NATURAL LANGUAGE PROCESSING
Rajesh Arumugam and Rajalingappaa Shanmugamani – Packt
This book teaches you to leverage deep learning models in performing various NLP tasks along with showcasing the best practices in dealing with the NLP challenges. The book equips you with practical knowledge to implement deep learning in your linguistic applications using NLTk and Python’s popular deep learning library, TensorFlow. Includes GRUs, Tacotron and Deepspeech
Steven Bird, Ewan Klein, Edward Loper
This is a book about Natural Language Processing. By “natural language” we mean a language that is used for everyday communication by humans; languages like English, Hindi or Portuguese. In contrast to artificial languages such as programming languages and mathematical notations, natural languages have evolved as they pass from generation to generation, and are hard to pin down with explicit rules. We will take Natural Language Processing — or NLP for short — in a wide sense to cover any kind of computer manipulation of natural language. At one extreme, it could be as simple as counting word frequencies to compare different writing styles. At the other extreme, NLP involves “understanding” complete human utterances, at least to the extent of being able to give useful responses to them. A true example of legally free python books.
PORTING TO PYTHON3
This book guides you through the process of porting your Python 2 code to Python 3, from choosing a porting strategy to solving your distribution issues. Using plenty of code examples is takes you cross the hurdles and shows you the new Python features.
Sat Kumar Tomer
This book teaches you how to compute rainfall, precipitation, evaporation, River Routing–Muskingum method and a host of things in Hydrology. Moreover it also has a chapter devoted to statistics and plotting.
Jeff Chang, Brad Chapman, Iddo Friedberg, Thomas Hamelryck, Michiel de Hoon, Peter Cock, Tiago Antao, Eric Talevich, Bartek Wilczy´nski
A BioPython tutorial and cookbook which teaches computational molecular biology using free Python tools.

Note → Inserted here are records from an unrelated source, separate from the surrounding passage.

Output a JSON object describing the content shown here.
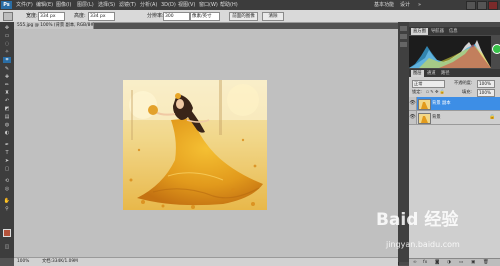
{
  "app": {
    "logo": "Ps"
  },
  "menu": [
    "文件(F)",
    "编辑(E)",
    "图像(I)",
    "图层(L)",
    "选择(S)",
    "滤镜(T)",
    "分析(A)",
    "3D(D)",
    "视图(V)",
    "窗口(W)",
    "帮助(H)"
  ],
  "workspace": {
    "basic": "基本功能",
    "design": "设计"
  },
  "options": {
    "width_label": "宽度:",
    "width_value": "334 px",
    "height_label": "高度:",
    "height_value": "334 px",
    "resolution_label": "分辨率:",
    "resolution_value": "300",
    "resolution_unit": "像素/英寸",
    "front_image_button": "前面的图像",
    "clear_button": "清除"
  },
  "document": {
    "tab_title": "555.jpg @ 100% (背景 副本, RGB/8#) *",
    "zoom": "100%",
    "doc_size": "文档:334K/1.09M"
  },
  "panels": {
    "histogram_tabs": [
      "直方图",
      "导航器",
      "信息"
    ],
    "layer_tabs": [
      "图层",
      "通道",
      "路径"
    ],
    "blend_mode": "正常",
    "opacity_label": "不透明度:",
    "opacity_value": "100%",
    "lock_label": "锁定:",
    "fill_label": "填充:",
    "fill_value": "100%",
    "layers": [
      {
        "name": "背景 副本",
        "selected": true
      },
      {
        "name": "背景",
        "selected": false
      }
    ]
  },
  "watermark": {
    "brand": "Baid 经验",
    "url": "jingyan.baidu.com"
  },
  "colors": {
    "accent": "#2a6ea6",
    "selected_layer": "#3d8ee6",
    "canvas_bg": "#c0c0c0"
  }
}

A true example of legally free python books.
Modeling and Simulation in Python is an introduction to physical modeling using a computational approach. It is organized in three parts: The first part presents discrete models, including a bikeshare system and world population growth. The second part introduces first-order systems, including models of infectious disease, thermal systems, and pharmacokinetics. The third part is about second-order systems, including mechanical systems like projectiles, celestial mechanics, and rotating rigid bodies. Taking a computational approach makes it possible to work with more realistic models than what you typically see in a first-year physics class, with the option to include features like friction and drag. A true example of legally free python books.
Tom D. De Smedt
A blend of generative art, machine learning, NLP, algorithms and sentiment analysis. A true example of legally free python books.
Science has traditionally been divided into experimental and theoretical disciplines, but during the last several decades computing has emerged as a very important part of science. Scientific computing is often closely related to theory, but it also has many characteristics in common with experimental work. It is therefore often viewed as a new third branch of science. In most fields of science, computational work is an important complement to both experiments and theory, and nowadays a vast majority of both experimental and theoretical papers involve some numerical calculations, simulations or computer modeling.